SPECIAL THANK YOU TO OUR SPONSORS
Each year, the event takes place in multiple cities across the U.S. featuring the tailgate game Cornhole. Since its creation by the Young Faces of ALS in 2011, the event has raised over $1.5 million and engaged over 5,000 participants in 23 cities nationwide. Join in a day of fun, fundraising, and friendly competition to help end ALS! Become a national or local event sponsor, donate food or goods, or create a Corntoss team and fundraise. 100% of proceeds will go directly towards research. Join us as we make our voices heard and bring us closer to a world without ALS!
About the ALS Therapy Development Institute

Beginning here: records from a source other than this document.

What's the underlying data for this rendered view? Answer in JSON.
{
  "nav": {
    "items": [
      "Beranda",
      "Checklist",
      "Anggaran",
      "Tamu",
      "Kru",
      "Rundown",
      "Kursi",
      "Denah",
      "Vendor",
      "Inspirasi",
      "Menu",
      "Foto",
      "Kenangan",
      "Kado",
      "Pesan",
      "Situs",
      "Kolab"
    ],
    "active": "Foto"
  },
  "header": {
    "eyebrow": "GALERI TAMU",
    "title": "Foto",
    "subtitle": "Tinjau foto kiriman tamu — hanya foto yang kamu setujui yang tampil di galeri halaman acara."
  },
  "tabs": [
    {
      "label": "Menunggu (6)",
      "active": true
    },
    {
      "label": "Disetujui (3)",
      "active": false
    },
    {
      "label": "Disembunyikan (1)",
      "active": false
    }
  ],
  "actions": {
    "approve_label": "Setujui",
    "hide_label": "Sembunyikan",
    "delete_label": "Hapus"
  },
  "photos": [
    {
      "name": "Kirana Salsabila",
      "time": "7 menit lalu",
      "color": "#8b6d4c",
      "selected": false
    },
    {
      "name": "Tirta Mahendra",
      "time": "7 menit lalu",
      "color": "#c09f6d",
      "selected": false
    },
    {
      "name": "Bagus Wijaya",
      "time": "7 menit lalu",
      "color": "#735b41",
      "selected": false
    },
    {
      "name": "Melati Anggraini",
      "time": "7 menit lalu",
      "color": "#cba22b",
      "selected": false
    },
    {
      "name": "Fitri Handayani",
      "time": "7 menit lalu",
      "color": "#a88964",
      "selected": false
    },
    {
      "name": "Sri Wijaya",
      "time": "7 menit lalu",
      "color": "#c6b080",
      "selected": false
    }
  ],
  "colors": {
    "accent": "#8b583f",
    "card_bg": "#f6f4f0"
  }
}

The ALS Therapy Development Institute (ALS TDI) and its scientists actively discover and develop treatments for ALS. Based in Kendall Square, ALS TDI is the world’s first and largest nonprofit biotech focused 100 percent on ALS research. Led by people with ALS and drug development experts, it understands the urgent need to slow and stop this disease. Learn more at www.als.net.
Every 90 minutes, someone is diagnosed with ALS, also known as Lou Gehrig’s disease or Motor Neuron Disease (MND). It is a progressive and fatal neurodegenerative disease that causes muscle weakness, difficulty breathing and swallowing, and paralysis while leaving the senses intact. Most people survive two to five years after their diagnosis, with an estimated 30,000 people in the U.S. and 450,000 worldwide living with the disease. While ALS is often considered a mid-to late-life disease, ALS affects people of all ages. It can affect anyone, anywhere. Currently, there is no effective treatment or cure.
About the Young Faces of ALS
Created by people living with ALS who were diagnosed before their 35th birthdays, the Young Faces of ALS (YFALS) is the first community for young people afflicted by ALS, as well as their families and friends. The purpose of the program is to create an engaging online community of young people committed to raising awareness of ALS and funds for ALS research at the ALS Therapy Development Institute. In 2011, they founded the Corntoss Challenge. Since then, the Young Face of ALS have raised over $1.5 million for ALS TDI.
The ALS Therapy Development Institute is a 501(c)3 EIN# 04-3462719. All donations are tax deductible.